What you need to do: Show all lines of the entries in which the word "link" is found.
═══ Records shown
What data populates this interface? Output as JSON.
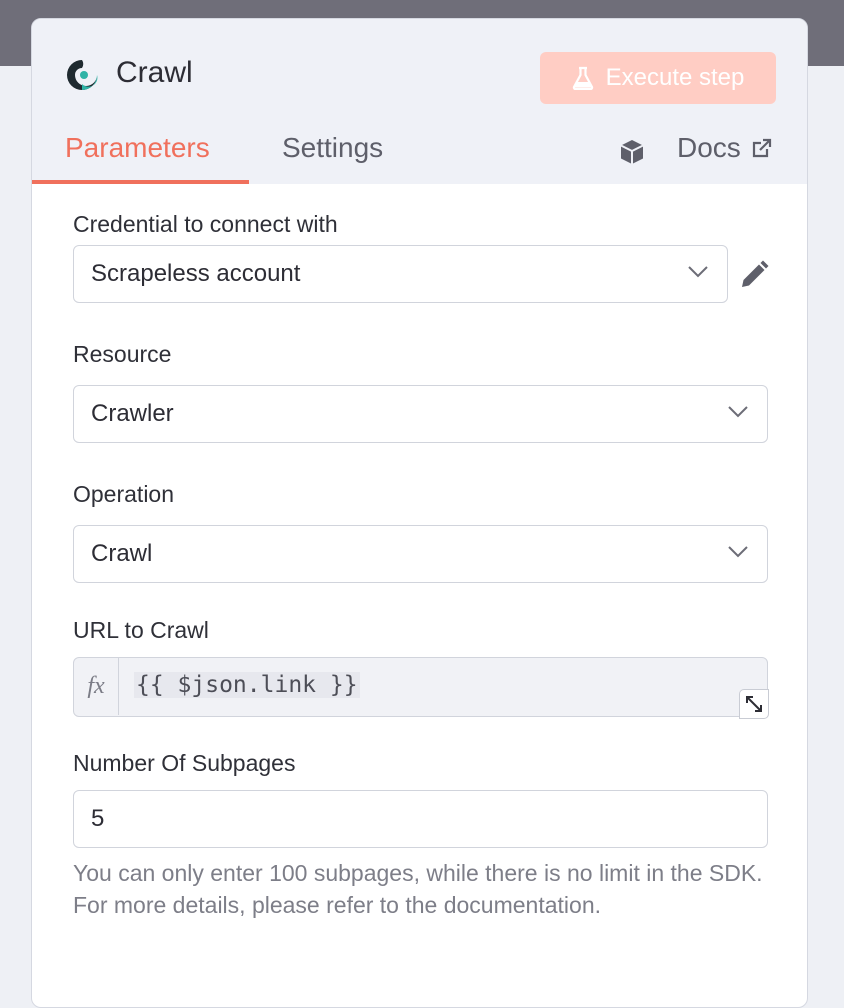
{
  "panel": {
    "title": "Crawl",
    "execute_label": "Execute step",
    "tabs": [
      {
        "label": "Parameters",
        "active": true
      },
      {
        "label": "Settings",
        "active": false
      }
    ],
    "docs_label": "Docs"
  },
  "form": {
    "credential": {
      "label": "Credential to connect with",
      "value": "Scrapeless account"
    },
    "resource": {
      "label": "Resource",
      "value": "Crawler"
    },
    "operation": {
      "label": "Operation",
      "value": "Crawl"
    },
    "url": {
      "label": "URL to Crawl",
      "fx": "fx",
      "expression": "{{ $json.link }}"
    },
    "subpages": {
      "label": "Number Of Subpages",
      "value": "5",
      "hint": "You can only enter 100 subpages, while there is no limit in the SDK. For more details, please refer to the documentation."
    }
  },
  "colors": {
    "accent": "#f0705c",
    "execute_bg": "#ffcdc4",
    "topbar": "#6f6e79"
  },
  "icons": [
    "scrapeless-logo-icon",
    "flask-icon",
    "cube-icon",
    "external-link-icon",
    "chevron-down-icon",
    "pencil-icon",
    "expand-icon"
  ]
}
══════
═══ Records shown
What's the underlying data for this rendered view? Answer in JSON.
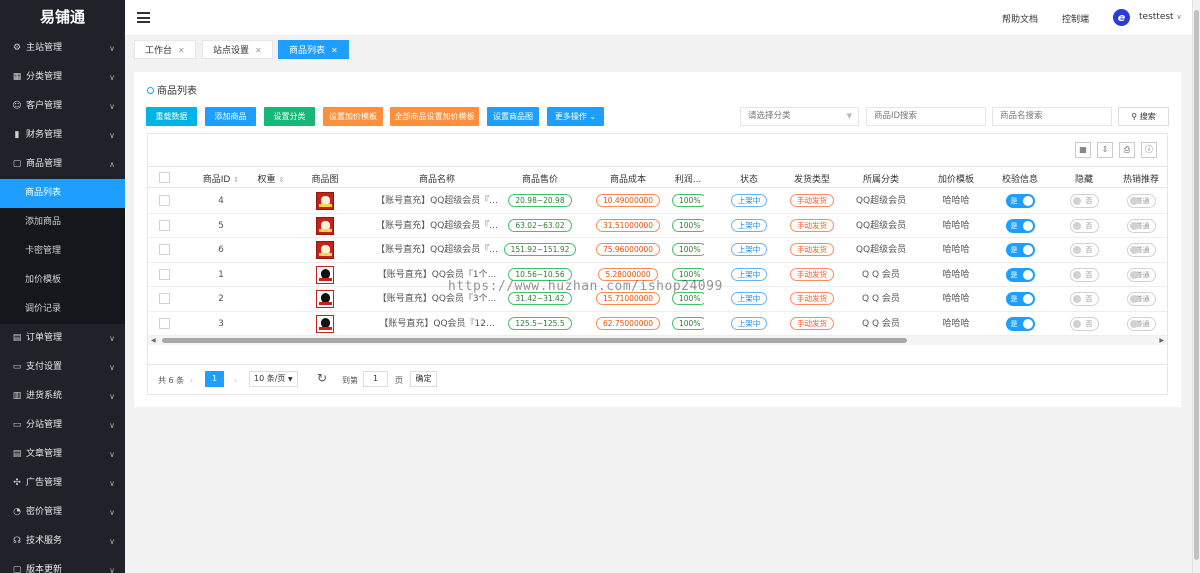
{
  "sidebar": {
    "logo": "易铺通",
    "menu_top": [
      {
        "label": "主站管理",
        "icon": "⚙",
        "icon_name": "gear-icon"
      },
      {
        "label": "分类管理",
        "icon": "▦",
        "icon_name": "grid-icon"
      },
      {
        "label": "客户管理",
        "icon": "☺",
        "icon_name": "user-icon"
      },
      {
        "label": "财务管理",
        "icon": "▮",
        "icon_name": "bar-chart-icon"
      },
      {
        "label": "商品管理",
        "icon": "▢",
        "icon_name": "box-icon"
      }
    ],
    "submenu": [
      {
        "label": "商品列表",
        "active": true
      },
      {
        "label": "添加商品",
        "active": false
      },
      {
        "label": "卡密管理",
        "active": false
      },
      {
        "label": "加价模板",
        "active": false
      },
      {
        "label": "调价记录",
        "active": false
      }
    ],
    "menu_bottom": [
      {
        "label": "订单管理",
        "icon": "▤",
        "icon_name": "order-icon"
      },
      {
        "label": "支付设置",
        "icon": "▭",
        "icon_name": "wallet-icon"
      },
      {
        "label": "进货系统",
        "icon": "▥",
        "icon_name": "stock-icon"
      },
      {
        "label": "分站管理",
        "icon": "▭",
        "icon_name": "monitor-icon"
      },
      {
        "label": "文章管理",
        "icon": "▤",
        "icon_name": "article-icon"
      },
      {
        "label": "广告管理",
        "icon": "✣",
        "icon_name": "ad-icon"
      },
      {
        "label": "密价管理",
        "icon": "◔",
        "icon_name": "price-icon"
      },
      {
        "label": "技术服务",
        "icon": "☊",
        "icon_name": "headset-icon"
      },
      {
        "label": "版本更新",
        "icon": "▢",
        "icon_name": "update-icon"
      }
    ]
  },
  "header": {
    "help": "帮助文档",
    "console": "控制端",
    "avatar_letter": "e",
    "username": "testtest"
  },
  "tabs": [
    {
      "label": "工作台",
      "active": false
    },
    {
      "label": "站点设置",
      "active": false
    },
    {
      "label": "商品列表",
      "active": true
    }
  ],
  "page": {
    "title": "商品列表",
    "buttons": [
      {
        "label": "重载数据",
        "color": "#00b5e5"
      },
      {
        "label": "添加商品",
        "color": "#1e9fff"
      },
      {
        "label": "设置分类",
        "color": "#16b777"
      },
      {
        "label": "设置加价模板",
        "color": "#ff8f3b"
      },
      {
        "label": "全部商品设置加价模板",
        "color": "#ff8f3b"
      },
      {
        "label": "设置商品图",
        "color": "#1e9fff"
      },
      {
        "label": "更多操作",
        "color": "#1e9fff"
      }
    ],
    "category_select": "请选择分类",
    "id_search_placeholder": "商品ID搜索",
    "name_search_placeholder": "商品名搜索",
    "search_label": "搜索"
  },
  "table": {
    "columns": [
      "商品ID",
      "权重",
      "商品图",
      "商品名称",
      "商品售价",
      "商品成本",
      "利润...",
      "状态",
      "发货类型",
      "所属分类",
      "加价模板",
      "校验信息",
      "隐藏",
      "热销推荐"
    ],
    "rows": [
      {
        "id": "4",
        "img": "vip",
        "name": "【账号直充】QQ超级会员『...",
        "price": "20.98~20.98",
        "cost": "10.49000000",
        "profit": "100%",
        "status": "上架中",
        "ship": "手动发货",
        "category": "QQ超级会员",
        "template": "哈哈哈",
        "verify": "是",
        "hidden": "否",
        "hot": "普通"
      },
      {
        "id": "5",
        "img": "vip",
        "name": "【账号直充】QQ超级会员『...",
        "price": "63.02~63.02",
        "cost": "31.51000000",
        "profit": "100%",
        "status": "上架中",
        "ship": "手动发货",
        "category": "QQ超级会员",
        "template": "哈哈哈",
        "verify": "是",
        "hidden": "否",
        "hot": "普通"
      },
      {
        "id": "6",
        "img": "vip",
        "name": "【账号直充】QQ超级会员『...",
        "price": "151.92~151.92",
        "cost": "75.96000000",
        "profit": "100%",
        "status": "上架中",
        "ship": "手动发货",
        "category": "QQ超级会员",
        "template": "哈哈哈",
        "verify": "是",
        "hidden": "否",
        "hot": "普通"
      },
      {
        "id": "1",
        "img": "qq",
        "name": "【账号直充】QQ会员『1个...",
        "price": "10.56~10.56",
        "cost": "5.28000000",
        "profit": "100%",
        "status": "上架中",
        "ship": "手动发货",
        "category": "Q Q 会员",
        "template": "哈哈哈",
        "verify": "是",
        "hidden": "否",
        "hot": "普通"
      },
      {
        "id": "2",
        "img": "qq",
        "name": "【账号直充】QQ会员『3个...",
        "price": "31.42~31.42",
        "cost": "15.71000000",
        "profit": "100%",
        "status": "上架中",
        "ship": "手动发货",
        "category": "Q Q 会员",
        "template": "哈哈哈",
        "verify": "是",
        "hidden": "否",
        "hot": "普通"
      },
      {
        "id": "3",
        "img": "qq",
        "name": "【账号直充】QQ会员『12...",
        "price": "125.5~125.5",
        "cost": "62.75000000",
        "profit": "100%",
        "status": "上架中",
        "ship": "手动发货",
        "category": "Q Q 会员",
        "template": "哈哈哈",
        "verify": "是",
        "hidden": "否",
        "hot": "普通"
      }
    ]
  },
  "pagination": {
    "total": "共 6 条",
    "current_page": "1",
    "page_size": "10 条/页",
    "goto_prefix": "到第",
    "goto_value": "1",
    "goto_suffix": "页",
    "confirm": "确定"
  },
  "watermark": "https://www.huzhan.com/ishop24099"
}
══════
Answer box:
      "expression": "{{ $json.link }}"
    "external-link-icon",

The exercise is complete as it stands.